(Page and application data records)
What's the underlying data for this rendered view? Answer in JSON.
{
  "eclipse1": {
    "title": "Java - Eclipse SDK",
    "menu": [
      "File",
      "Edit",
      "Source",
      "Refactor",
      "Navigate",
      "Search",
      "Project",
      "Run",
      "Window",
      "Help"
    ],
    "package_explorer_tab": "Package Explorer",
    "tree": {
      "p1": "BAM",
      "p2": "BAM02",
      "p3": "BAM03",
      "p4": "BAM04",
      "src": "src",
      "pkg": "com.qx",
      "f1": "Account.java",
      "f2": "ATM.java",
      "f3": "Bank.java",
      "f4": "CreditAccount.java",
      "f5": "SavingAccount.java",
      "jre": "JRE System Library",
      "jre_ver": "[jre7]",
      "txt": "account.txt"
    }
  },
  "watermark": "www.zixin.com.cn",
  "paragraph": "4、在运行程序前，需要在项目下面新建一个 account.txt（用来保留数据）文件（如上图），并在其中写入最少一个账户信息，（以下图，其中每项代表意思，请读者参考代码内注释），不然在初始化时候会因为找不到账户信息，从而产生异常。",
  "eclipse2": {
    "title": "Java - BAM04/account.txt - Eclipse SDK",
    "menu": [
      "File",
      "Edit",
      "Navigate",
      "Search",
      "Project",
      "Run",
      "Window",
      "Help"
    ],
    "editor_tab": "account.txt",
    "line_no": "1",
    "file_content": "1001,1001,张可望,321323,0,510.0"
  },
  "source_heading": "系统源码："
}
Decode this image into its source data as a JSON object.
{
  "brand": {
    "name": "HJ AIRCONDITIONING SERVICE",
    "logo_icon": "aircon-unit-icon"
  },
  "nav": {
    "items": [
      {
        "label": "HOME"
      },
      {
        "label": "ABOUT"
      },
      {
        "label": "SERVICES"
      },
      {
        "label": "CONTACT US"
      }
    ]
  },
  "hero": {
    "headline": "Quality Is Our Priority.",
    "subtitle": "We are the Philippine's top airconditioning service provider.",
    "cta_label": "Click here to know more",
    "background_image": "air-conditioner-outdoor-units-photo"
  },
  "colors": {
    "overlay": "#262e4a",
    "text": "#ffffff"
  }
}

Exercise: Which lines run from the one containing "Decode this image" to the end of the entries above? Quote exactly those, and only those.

Response to the task:
Decode this image into its source data as a JSON object.
{
  "brand": {
    "name": "HJ AIRCONDITIONING SERVICE",
    "logo_icon": "aircon-unit-icon"
  },
  "nav": {
    "items": [
      {
        "label": "HOME"
      },
      {
        "label": "ABOUT"
      },
      {
        "label": "SERVICES"
      },
      {
        "label": "CONTACT US"
      }
    ]
  },
  "hero": {
    "headline": "Quality Is Our Priority.",
    "subtitle": "We are the Philippine's top airconditioning service provider.",
    "cta_label": "Click here to know more",
    "background_image": "air-conditioner-outdoor-units-photo"
  },
  "colors": {
    "overlay": "#262e4a",
    "text": "#ffffff"
  }
}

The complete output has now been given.